The number and enormity of the miscalculations in this book are beyond the scope of this review to describe. If you are interested in the private life of Barbara Pym the person, her own diaries and letters in A Very Private Eye, and/or Hazel Holt’s Life of will get you far closer than Byrne, who simultaneously diminishes Pym as a person and makes insupportable claims for her work (the Austen drumbeat is thunderous) not, one feels, because she believes them, but in order to make a claim of importance for her own book.
If you are interested in Pym the writer, reading in chronological order the mature novels she prepared for press in her lifetime yields great riches. There’s a Penguin Classics edition of Excellent Women with a fine introduction by A. N. Wilson, and the rest are easy to find in reprints and electronic editions. It should be noted, speaking of the Pym Industry, that there are also audio editions. Katherine A. Powers reports in the Washington Post Book World: “Six of [Pym’s] novels are available as audiobooks, with Excellent Women read in the proper spirit of genteel resignation by Jayne Entwistle. . . . [T]he other five novels are narrated by Mary Sarah who pollutes them with a travesty of an English accent in a voice that is whispery, dainty and twee.

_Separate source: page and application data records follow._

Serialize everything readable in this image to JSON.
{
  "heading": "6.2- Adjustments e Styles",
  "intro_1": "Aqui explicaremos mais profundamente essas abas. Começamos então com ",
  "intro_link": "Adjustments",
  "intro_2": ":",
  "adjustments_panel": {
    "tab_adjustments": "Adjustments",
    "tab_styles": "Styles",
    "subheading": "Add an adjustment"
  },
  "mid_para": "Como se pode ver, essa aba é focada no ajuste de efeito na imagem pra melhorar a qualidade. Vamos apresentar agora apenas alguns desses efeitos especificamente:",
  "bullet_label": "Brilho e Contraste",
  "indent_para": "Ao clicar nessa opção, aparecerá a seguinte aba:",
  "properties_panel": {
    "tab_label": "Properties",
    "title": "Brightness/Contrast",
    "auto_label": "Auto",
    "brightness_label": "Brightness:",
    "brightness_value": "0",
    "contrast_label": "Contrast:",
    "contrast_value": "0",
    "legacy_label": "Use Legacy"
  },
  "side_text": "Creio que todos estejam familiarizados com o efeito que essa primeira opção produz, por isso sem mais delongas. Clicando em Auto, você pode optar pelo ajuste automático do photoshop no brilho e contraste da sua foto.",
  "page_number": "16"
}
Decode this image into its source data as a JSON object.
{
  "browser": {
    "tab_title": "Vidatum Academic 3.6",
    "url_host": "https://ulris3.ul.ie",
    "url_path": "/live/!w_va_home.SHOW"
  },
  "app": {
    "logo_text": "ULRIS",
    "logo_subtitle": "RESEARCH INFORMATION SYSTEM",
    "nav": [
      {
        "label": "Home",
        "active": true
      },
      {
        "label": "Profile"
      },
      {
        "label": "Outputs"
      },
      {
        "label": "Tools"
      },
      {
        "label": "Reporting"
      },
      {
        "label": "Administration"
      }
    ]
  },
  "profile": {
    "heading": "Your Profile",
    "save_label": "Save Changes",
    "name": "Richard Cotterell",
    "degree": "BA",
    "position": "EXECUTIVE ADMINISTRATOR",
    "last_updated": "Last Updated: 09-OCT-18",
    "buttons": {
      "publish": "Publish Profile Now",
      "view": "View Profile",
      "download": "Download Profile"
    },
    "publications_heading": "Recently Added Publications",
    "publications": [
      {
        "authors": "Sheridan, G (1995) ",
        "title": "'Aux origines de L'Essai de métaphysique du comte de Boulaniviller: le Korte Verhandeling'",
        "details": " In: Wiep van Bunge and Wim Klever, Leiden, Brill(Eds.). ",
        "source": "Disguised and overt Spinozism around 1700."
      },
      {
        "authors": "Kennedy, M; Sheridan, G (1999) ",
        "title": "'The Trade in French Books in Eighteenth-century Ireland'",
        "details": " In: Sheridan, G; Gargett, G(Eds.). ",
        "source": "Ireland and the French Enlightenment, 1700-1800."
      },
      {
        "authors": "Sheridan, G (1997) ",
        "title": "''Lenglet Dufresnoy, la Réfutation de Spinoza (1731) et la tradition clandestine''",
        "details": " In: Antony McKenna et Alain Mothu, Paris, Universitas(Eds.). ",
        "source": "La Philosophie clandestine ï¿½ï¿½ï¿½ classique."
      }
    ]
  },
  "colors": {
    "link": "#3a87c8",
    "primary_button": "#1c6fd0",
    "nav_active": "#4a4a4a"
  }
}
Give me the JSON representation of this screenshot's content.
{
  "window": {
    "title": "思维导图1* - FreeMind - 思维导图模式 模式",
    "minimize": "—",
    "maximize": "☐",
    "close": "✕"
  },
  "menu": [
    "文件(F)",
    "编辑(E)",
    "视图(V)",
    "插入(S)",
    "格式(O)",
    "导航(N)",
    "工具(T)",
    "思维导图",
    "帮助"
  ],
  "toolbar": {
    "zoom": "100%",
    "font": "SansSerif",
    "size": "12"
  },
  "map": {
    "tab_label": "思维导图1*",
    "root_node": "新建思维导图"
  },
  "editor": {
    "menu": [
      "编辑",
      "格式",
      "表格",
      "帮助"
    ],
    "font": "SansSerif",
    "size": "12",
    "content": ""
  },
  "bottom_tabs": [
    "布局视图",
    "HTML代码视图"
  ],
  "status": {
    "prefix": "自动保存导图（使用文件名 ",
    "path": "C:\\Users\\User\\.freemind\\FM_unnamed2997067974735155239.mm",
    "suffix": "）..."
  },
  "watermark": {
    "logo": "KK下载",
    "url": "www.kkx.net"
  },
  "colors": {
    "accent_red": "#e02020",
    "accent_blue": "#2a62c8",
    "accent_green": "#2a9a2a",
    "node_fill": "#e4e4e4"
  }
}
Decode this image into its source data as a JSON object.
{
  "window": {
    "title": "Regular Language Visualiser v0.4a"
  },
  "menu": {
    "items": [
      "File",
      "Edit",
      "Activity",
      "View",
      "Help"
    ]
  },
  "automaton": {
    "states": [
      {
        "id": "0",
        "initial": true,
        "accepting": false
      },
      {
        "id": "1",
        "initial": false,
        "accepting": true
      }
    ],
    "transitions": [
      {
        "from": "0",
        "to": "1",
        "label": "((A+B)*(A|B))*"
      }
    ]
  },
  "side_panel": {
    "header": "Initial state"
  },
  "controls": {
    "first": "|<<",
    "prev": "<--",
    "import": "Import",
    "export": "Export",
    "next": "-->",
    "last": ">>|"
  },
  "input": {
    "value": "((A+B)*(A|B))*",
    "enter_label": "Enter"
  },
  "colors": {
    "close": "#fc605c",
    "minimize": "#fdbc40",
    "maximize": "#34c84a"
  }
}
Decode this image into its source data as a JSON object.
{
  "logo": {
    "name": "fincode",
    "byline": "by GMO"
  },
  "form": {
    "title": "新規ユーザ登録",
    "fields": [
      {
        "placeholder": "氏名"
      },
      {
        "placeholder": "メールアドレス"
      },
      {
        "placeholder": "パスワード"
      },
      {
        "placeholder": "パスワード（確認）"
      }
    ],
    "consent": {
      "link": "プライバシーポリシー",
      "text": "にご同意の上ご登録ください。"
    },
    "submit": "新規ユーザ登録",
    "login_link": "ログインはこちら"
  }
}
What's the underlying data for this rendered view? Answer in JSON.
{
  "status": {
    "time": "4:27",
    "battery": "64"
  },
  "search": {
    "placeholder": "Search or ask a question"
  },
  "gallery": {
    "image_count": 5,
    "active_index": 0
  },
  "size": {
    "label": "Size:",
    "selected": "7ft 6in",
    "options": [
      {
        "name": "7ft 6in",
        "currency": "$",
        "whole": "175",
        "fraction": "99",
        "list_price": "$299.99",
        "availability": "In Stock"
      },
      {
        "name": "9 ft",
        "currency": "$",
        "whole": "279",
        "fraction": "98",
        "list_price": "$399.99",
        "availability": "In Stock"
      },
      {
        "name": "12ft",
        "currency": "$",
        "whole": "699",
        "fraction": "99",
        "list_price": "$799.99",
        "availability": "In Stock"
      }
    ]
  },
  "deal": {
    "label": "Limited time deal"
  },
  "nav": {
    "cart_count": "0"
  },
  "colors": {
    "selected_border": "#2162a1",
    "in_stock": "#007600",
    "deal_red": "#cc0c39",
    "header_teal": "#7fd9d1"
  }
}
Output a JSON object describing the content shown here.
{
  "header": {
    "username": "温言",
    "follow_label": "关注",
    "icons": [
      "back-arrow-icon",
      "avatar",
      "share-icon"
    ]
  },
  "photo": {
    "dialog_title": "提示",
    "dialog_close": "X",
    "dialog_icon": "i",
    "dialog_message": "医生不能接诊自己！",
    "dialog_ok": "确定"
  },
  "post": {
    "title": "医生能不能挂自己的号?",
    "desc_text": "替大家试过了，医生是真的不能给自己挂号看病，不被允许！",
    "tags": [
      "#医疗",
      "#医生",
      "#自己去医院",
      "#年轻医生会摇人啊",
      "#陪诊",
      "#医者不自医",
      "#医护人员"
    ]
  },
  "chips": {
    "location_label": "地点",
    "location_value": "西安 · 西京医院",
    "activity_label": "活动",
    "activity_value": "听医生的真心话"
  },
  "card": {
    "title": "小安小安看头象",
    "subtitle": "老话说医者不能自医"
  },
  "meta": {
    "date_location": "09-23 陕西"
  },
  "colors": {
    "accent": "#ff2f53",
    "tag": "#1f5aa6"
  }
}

It’s a rendering so gooey, so out of keeping with Pym’s sensibility, that, as audiobooks, these works are lost.” Shelve them along with The Adventures of Miss Barbara Pym in the Do Not Resuscitate section.
 Hazel Holt, A Lot to Ask: A Life of Barbara Pym (New York, 1991), p. 155.